**EXERCISE INSTRUCTIONS**: Quote all entries in full, exactly.
━━ TASK INPUTS
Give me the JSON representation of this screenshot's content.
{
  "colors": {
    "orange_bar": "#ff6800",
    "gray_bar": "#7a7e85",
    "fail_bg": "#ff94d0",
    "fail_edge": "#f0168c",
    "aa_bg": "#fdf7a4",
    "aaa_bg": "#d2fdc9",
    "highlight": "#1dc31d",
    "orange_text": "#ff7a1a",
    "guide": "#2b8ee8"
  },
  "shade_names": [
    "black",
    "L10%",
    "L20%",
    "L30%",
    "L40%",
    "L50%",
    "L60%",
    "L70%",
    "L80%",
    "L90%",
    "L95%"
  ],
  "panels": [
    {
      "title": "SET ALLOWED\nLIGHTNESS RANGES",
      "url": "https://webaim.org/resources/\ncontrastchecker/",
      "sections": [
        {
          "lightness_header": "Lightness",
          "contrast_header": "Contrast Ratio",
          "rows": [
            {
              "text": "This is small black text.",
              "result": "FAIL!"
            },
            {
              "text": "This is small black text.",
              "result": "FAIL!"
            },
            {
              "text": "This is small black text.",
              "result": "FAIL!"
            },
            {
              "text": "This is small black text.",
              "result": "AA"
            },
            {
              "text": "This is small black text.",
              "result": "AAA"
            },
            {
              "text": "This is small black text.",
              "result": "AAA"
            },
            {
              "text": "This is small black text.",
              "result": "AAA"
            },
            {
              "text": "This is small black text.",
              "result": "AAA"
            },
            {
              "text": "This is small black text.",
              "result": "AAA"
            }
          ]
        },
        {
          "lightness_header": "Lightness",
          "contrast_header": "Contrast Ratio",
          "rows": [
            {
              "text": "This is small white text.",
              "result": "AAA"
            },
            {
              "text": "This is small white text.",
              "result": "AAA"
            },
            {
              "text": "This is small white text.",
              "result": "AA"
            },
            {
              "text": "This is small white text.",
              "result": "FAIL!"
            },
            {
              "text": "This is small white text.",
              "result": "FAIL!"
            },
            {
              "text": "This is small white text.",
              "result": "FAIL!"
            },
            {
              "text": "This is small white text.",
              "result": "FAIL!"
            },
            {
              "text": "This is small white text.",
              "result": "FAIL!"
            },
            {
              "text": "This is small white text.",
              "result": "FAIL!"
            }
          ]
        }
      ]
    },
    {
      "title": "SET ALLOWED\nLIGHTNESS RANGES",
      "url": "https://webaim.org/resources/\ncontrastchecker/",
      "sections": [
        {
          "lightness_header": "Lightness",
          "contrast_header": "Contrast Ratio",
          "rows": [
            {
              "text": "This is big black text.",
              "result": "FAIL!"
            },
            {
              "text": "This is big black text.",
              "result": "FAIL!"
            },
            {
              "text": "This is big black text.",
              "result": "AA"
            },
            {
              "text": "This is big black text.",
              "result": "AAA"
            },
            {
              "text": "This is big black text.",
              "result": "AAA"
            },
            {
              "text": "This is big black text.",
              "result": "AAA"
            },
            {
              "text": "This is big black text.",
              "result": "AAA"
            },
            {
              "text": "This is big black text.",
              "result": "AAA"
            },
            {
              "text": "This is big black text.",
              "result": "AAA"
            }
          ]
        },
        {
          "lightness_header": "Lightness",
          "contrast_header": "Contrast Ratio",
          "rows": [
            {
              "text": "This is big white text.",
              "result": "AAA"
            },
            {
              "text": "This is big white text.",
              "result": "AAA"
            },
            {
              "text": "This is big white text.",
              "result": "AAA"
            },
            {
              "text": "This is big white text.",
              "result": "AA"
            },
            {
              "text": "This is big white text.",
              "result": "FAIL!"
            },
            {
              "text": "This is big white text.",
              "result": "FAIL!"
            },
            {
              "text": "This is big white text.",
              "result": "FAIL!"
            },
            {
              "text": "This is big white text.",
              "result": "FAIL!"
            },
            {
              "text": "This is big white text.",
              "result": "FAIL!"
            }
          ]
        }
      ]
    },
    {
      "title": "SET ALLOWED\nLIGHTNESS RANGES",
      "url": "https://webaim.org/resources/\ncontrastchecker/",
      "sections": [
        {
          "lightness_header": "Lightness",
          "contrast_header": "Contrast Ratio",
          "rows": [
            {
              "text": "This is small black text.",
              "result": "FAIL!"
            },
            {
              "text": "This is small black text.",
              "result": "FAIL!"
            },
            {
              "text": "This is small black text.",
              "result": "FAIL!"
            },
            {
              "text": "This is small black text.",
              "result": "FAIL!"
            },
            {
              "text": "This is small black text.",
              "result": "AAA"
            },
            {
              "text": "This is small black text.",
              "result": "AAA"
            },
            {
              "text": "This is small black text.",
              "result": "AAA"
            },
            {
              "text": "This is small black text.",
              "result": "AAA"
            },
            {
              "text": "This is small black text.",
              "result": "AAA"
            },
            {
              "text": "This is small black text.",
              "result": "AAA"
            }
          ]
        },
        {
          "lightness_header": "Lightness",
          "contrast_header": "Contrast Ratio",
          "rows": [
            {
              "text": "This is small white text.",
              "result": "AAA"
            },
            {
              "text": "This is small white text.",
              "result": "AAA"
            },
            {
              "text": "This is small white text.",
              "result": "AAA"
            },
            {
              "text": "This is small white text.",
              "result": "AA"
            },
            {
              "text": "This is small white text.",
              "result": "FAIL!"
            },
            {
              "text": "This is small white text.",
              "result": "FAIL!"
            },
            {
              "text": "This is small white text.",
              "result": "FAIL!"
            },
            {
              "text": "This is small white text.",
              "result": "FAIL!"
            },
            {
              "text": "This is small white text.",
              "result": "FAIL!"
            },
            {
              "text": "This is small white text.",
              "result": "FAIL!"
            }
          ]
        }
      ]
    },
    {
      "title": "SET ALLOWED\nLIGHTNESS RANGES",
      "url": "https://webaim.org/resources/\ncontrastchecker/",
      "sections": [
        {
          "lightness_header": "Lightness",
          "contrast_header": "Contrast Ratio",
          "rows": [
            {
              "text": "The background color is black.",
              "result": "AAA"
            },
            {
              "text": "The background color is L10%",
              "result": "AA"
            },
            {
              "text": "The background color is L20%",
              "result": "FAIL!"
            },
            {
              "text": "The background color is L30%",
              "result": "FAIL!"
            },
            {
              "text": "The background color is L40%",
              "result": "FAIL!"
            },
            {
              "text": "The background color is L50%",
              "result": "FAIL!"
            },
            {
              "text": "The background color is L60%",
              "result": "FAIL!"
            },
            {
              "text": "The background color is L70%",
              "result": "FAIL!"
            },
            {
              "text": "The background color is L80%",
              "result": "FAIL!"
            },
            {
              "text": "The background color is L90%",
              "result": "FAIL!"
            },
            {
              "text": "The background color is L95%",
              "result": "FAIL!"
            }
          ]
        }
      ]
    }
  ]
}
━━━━
**ANSWER TO THIS PROBLEM**:
Give me the JSON representation of this screenshot's content.
{
  "colors": {
    "orange_bar": "#ff6800",
    "gray_bar": "#7a7e85",
    "fail_bg": "#ff94d0",
    "fail_edge": "#f0168c",
    "aa_bg": "#fdf7a4",
    "aaa_bg": "#d2fdc9",
    "highlight": "#1dc31d",
    "orange_text": "#ff7a1a",
    "guide": "#2b8ee8"
  },
  "shade_names": [
    "black",
    "L10%",
    "L20%",
    "L30%",
    "L40%",
    "L50%",
    "L60%",
    "L70%",
    "L80%",
    "L90%",
    "L95%"
  ],
  "panels": [
    {
      "title": "SET ALLOWED\nLIGHTNESS RANGES",
      "url": "https://webaim.org/resources/\ncontrastchecker/",
      "sections": [
        {
          "lightness_header": "Lightness",
          "contrast_header": "Contrast Ratio",
          "rows": [
            {
              "text": "This is small black text.",
              "result": "FAIL!"
            },
            {
              "text": "This is small black text.",
              "result": "FAIL!"
            },
            {
              "text": "This is small black text.",
              "result": "FAIL!"
            },
            {
              "text": "This is small black text.",
              "result": "AA"
            },
            {
              "text": "This is small black text.",
              "result": "AAA"
            },
            {
              "text": "This is small black text.",
              "result": "AAA"
            },
            {
              "text": "This is small black text.",
              "result": "AAA"
            },
            {
              "text": "This is small black text.",
              "result": "AAA"
            },
            {
              "text": "This is small black text.",
              "result": "AAA"
            }
          ]
        },
        {
          "lightness_header": "Lightness",
          "contrast_header": "Contrast Ratio",
          "rows": [
            {
              "text": "This is small white text.",
              "result": "AAA"
            },
            {
              "text": "This is small white text.",
              "result": "AAA"
            },
            {
              "text": "This is small white text.",
              "result": "AA"
            },
            {
              "text": "This is small white text.",
              "result": "FAIL!"
            },
            {
              "text": "This is small white text.",
              "result": "FAIL!"
            },
            {
              "text": "This is small white text.",
              "result": "FAIL!"
            },
            {
              "text": "This is small white text.",
              "result": "FAIL!"
            },
            {
              "text": "This is small white text.",
              "result": "FAIL!"
            },
            {
              "text": "This is small white text.",
              "result": "FAIL!"
            }
          ]
        }
      ]
    },
    {
      "title": "SET ALLOWED\nLIGHTNESS RANGES",
      "url": "https://webaim.org/resources/\ncontrastchecker/",
      "sections": [
        {
          "lightness_header": "Lightness",
          "contrast_header": "Contrast Ratio",
          "rows": [
            {
              "text": "This is big black text.",
              "result": "FAIL!"
            },
            {
              "text": "This is big black text.",
              "result": "FAIL!"
            },
            {
              "text": "This is big black text.",
              "result": "AA"
            },
            {
              "text": "This is big black text.",
              "result": "AAA"
            },
            {
              "text": "This is big black text.",
              "result": "AAA"
            },
            {
              "text": "This is big black text.",
              "result": "AAA"
            },
            {
              "text": "This is big black text.",
              "result": "AAA"
            },
            {
              "text": "This is big black text.",
              "result": "AAA"
            },
            {
              "text": "This is big black text.",
              "result": "AAA"
            }
          ]
        },
        {
          "lightness_header": "Lightness",
          "contrast_header": "Contrast Ratio",
          "rows": [
            {
              "text": "This is big white text.",
              "result": "AAA"
            },
            {
              "text": "This is big white text.",
              "result": "AAA"
            },
            {
              "text": "This is big white text.",
              "result": "AAA"
            },
            {
              "text": "This is big white text.",
              "result": "AA"
            },
            {
              "text": "This is big white text.",
              "result": "FAIL!"
            },
            {
              "text": "This is big white text.",
              "result": "FAIL!"
            },
            {
              "text": "This is big white text.",
              "result": "FAIL!"
            },
            {
              "text": "This is big white text.",
              "result": "FAIL!"
            },
            {
              "text": "This is big white text.",
              "result": "FAIL!"
            }
          ]
        }
      ]
    },
    {
      "title": "SET ALLOWED\nLIGHTNESS RANGES",
      "url": "https://webaim.org/resources/\ncontrastchecker/",
      "sections": [
        {
          "lightness_header": "Lightness",
          "contrast_header": "Contrast Ratio",
          "rows": [
            {
              "text": "This is small black text.",
              "result": "FAIL!"
            },
            {
              "text": "This is small black text.",
              "result": "FAIL!"
            },
            {
              "text": "This is small black text.",
              "result": "FAIL!"
            },
            {
              "text": "This is small black text.",
              "result": "FAIL!"
            },
            {
              "text": "This is small black text.",
              "result": "AAA"
            },
            {
              "text": "This is small black text.",
              "result": "AAA"
            },
            {
              "text": "This is small black text.",
              "result": "AAA"
            },
            {
              "text": "This is small black text.",
              "result": "AAA"
            },
            {
              "text": "This is small black text.",
              "result": "AAA"
            },
            {
              "text": "This is small black text.",
              "result": "AAA"
            }
          ]
        },
        {
          "lightness_header": "Lightness",
          "contrast_header": "Contrast Ratio",
          "rows": [
            {
              "text": "This is small white text.",
              "result": "AAA"
            },
            {
              "text": "This is small white text.",
              "result": "AAA"
            },
            {
              "text": "This is small white text.",
              "result": "AAA"
            },
            {
              "text": "This is small white text.",
              "result": "AA"
            },
            {
              "text": "This is small white text.",
              "result": "FAIL!"
            },
            {
              "text": "This is small white text.",
              "result": "FAIL!"
            },
            {
              "text": "This is small white text.",
              "result": "FAIL!"
            },
            {
              "text": "This is small white text.",
              "result": "FAIL!"
            },
            {
              "text": "This is small white text.",
              "result": "FAIL!"
            },
            {
              "text": "This is small white text.",
              "result": "FAIL!"
            }
          ]
        }
      ]
    },
    {
      "title": "SET ALLOWED\nLIGHTNESS RANGES",
      "url": "https://webaim.org/resources/\ncontrastchecker/",
      "sections": [
        {
          "lightness_header": "Lightness",
          "contrast_header": "Contrast Ratio",
          "rows": [
            {
              "text": "The background color is black.",
              "result": "AAA"
            },
            {
              "text": "The background color is L10%",
              "result": "AA"
            },
            {
              "text": "The background color is L20%",
              "result": "FAIL!"
            },
            {
              "text": "The background color is L30%",
              "result": "FAIL!"
            },
            {
              "text": "The background color is L40%",
              "result": "FAIL!"
            },
            {
              "text": "The background color is L50%",
              "result": "FAIL!"
            },
            {
              "text": "The background color is L60%",
              "result": "FAIL!"
            },
            {
              "text": "The background color is L70%",
              "result": "FAIL!"
            },
            {
              "text": "The background color is L80%",
              "result": "FAIL!"
            },
            {
              "text": "The background color is L90%",
              "result": "FAIL!"
            },
            {
              "text": "The background color is L95%",
              "result": "FAIL!"
            }
          ]
        }
      ]
    }
  ]
}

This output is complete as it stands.